The Environmental Resilience Institute (ERI) at Indiana University (IU) invites applications for a Fellow position in conservation law to begin in Fall 2018; the appointment is renewable for up to four years. Applicants with interests in private-land conservation, easements and other property tools, bird migration conservation, and public-private collaborations are especially encouraged to apply. Potential for collaborations with faculty and other fellows within the Environmental Resilience Institute as well as outside partners will be considered assets. Fellows will enjoy a generous research allowance, a rich collaborative environment, and eligibility to serve as PI on external grants. Fellows may work with law faculty and other attorneys affiliated with the Conservation Law Center (http://conservationlawcenter.org/).

The position is part of IU’s Prepared for Environmental Change Grand Challenge initiative (http://grandchallenges.iu.edu/p4ec). With a primary appointment in the ERI, the successful candidate will join a cohort of twelve Fellows of the ERI and a growing community of colleagues across the sciences, social sciences, and humanities who are engaged in this collaborative program of research and communication about environmental change. Formal affiliation with relevant department(s) and school(s) will be arranged on a case-by-case basis. Excellent fellow candidates will have experience with and openness toward multi-and trans-disciplinary collaborative research.

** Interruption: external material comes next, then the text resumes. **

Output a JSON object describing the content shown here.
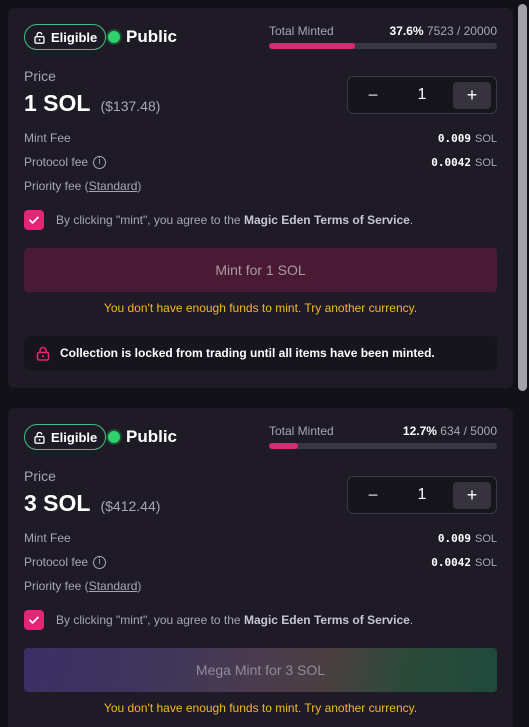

Applicants must have a J.D. prior to employment along with demonstrated relevant research or practice experience in conservation law; applicants with prior post-J.D. experience will be favored in the review process. Fellows will be expected to develop independent research programs that interface with ERI’s multidisciplinary initiative. Appointment will be for two years initially, with opportunity for renewal.

Apply through: http://indiana.peopleadmin.com/postings/4905

[Additional info:   The fellow will have the opportunity to work closely with Robert Fischman, Dan Cole, and Bill Weeks. The fellow’s office will be located at the law school, but there will be opportunities for collaboration with the Conservation Law Center, the Ostrom Workshop, and the Environmental Resilience Institute.]